wheelchairs and not racing cars.
The next GP is around the houses in Valencia August 24.
Do you want a ‘real’ pony car?
Were you one of the motoring enthusiasts that yearned after the
real pony cars of the 60’s and 70’s, but couldn’t afford one then? Are you
now of the age where you should be able to afford one, but genuine cars have
now gone sky-high or almost unable to find? There is an answer. It is in
Canada and Sean Hyland Motorsport will build it for you.
The company, located in Canada’s Ontario province, offers a range of goods and
services, including a reproduction Shelby Cobra, badged as the CSX4000. This
vehicle is, according to Sean Hyland Motorsport, a most accurate reproduction of
the famous Shelby Cobra Roadster and you can order it with either a small-block
V8 or a large-block engine.
Or how about a 1965 Mustang fastback built using the latest technology,
incorporated CAD designed aluminum A arm front suspension, three link rear
suspension, and a 600 hp throttle body injected 6 liter modular engine, complete
with 5 stage dry sump.
You can also get repros on GM or Mopar platforms, using CAD designed suspension
system, four wheel disc brakes, and new 6.1 Hemi engines with power up to 800
hp. These cars are completely re-engineered and rebuilt to better than new
standards with custom leather interiors, modern air conditioning, and the
manufacturers say it provides the cool vintage look with modern car manners.

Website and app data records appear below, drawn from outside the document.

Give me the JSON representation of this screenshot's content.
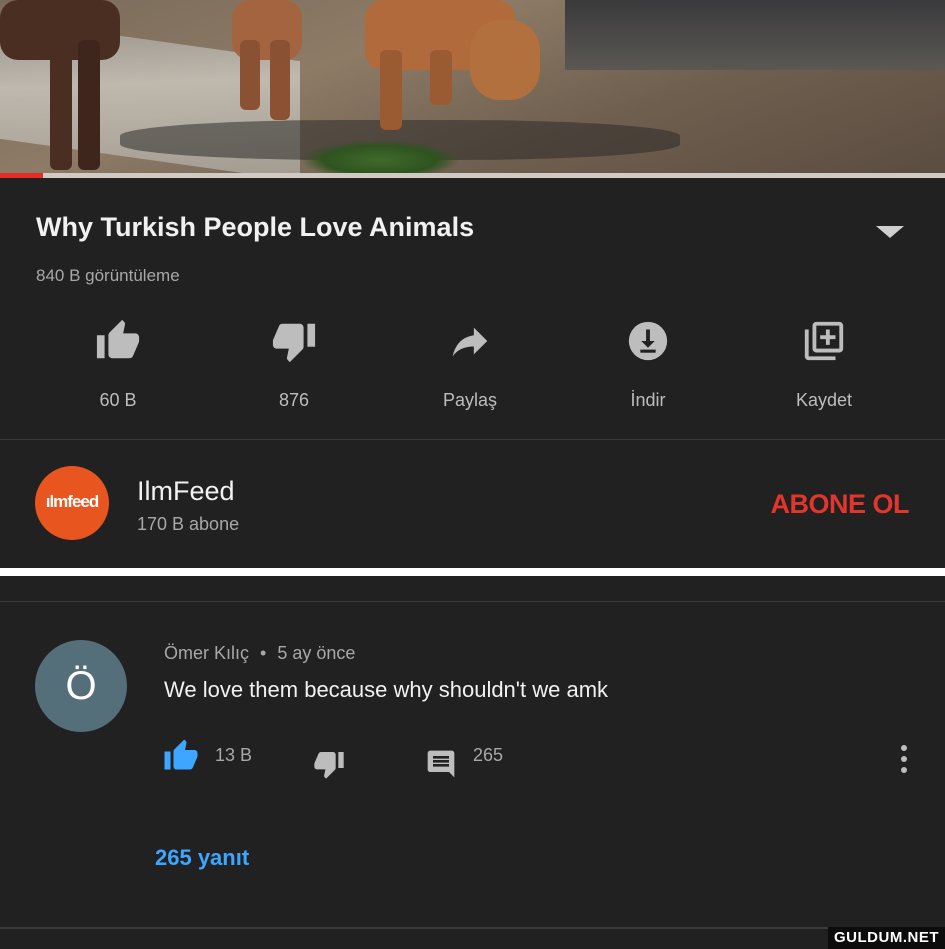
{
  "video": {
    "progress_fraction": 0.045,
    "accent_color": "#e52d27"
  },
  "header": {
    "title": "Why Turkish People Love Animals",
    "views": "840 B görüntüleme"
  },
  "actions": [
    {
      "label": "60 B",
      "icon": "thumb-up-icon"
    },
    {
      "label": "876",
      "icon": "thumb-down-icon"
    },
    {
      "label": "Paylaş",
      "icon": "share-icon"
    },
    {
      "label": "İndir",
      "icon": "download-icon"
    },
    {
      "label": "Kaydet",
      "icon": "playlist-add-icon"
    }
  ],
  "channel": {
    "logo_text": "ılmfeed",
    "logo_color": "#e8551f",
    "name": "IlmFeed",
    "subscribers": "170 B abone",
    "subscribe_label": "ABONE OL",
    "subscribe_color": "#e0362c"
  },
  "comment": {
    "avatar_letter": "Ö",
    "avatar_color": "#546e7a",
    "author": "Ömer Kılıç",
    "separator": "•",
    "time": "5 ay önce",
    "text": "We love them because why shouldn't we amk",
    "likes": "13 B",
    "reply_count": "265",
    "replies_link": "265 yanıt",
    "link_color": "#3ea6ff"
  },
  "watermark": "GULDUM.NET"
}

If you want to see more, go to http://www.seanhyland motorsport.com
More local motorsport
If you want to pencil in some auto racing dates, the combined
Asian Festival of Speed and Supercar meeting will be at Bira August 16/17,
and the GPI Motorcycle racing is the following weekend August 23/24.
The AFOS meeting will see local touring car ace, Jack Lemvard (who currently
leads the Asian Touring Car Series) and open wheeler driver Robert ‘Chawakij’
Lemvard, who is 23 years old, has been promised a drive in the World Touring Car
Series by his sponsor Ocean 1 Racing, should he win the Asian Championship this
This has been a busy year for Lemvard, participating in a total of five touring
car races around Asia and he looks set to compete in at least one round of the
World Touring Car Championship.
Boughey, who is known in Thailand as Chawakij, a name given to him by Her
Majesty Princess Sirindhorn, had his first and only outing in Round 3 of the
Formula Asia 2.0 during the season opener at the Sepang International Circuit.
The 25 year old driver did well and is looking forward to competing at his home
circuit, Bira. He will be participating in the Formula Asia 2.0 Series in
Thailand with March 3 Racing, teaming up with five international racers,
Championship leader Felix Rosenqvist of Sweden, Benjamin Rouget from France, Zhu
Dai Wei and Zhang Zhen Dong from China and the only female driver in the Series,
Samin Gomez of Venezuela.